US7635098Dec 22, 2009Denso CorporationFuel injection device inhibiting abrasion
US20050161536 *Jan 21, 2005Jul 28, 2005Denso CorporationFuel injection device inhibiting abrasion
US20080173734 *Mar 20, 2008Jul 24, 2008Denso CorporationFuel injection device inhibiting abrasion
DE102008032133B4 *Jul 8, 2008Aug 20, 2015Continental Automotive GmbhKraftstoffeinspritzvorrichtung
Classifications
U.S. Classification239/533.2, 239/585.1, 239/533.12, 239/585.4, 239/88, 239/533.11, 239/585.5
International ClassificationF02M61/00, F02M61/12, F02M61/10, F02M59/00, F02M61/16, B05B1/30
Cooperative ClassificationF02M2200/02, F02M61/168, F02M61/12, F02M2200/16
European ClassificationF02M61/12, F02M61/16H
Legal Events
DateCodeEventDescription
Sep 15, 2003ASAssignment
Owner name: ROBERT BOSCH GMBH, GERMANY
Free format text: ASSIGNMENT OF ASSIGNORS INTEREST;ASSIGNORS:LINDNER, MICHAEL;BAUER, JUERGEN;ZIMMER, MARTIN;AND OTHERS;REEL/FRAME:014492/0922;SIGNING DATES FROM 20030425 TO 20030526
May 27, 2010FPAYFee payment
Year of fee payment: 4
Jul 18, 2014REMIMaintenance fee reminder mailed
Dec 5, 2014LAPSLapse for failure to pay maintenance fees

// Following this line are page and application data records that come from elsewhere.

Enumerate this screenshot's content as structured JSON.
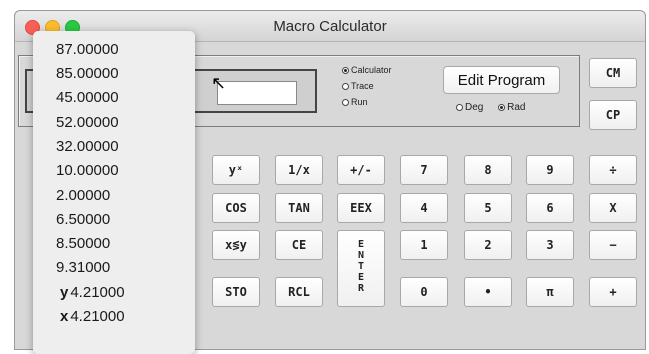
{
  "window": {
    "title": "Macro Calculator"
  },
  "mode": {
    "options": [
      {
        "label": "Calculator",
        "selected": true
      },
      {
        "label": "Trace",
        "selected": false
      },
      {
        "label": "Run",
        "selected": false
      }
    ]
  },
  "edit_program_label": "Edit Program",
  "angle": {
    "options": [
      {
        "label": "Deg",
        "selected": false
      },
      {
        "label": "Rad",
        "selected": true
      }
    ]
  },
  "side_buttons": {
    "cm": "CM",
    "cp": "CP"
  },
  "keys": {
    "row1": [
      "yˣ",
      "1/x",
      "+/-",
      "7",
      "8",
      "9",
      "÷"
    ],
    "row2": [
      "COS",
      "TAN",
      "EEX",
      "4",
      "5",
      "6",
      "X"
    ],
    "row3": [
      "x≶y",
      "CE",
      "1",
      "2",
      "3",
      "−"
    ],
    "row4": [
      "STO",
      "RCL",
      "0",
      "•",
      "π",
      "+"
    ],
    "enter": "ENTER"
  },
  "stack_popup": {
    "values": [
      "87.00000",
      "85.00000",
      "45.00000",
      "52.00000",
      "32.00000",
      "10.00000",
      "2.00000",
      "6.50000",
      "8.50000",
      "9.31000"
    ],
    "y_label": "y",
    "y_value": "4.21000",
    "x_label": "x",
    "x_value": "4.21000"
  },
  "colors": {
    "window_bg": "#d8d8d8",
    "popup_bg": "#eeeeee",
    "key_bg": "#ffffff"
  }
}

Jan 27, 2015FPExpired due to failure to pay maintenance fee
Effective date: 20141205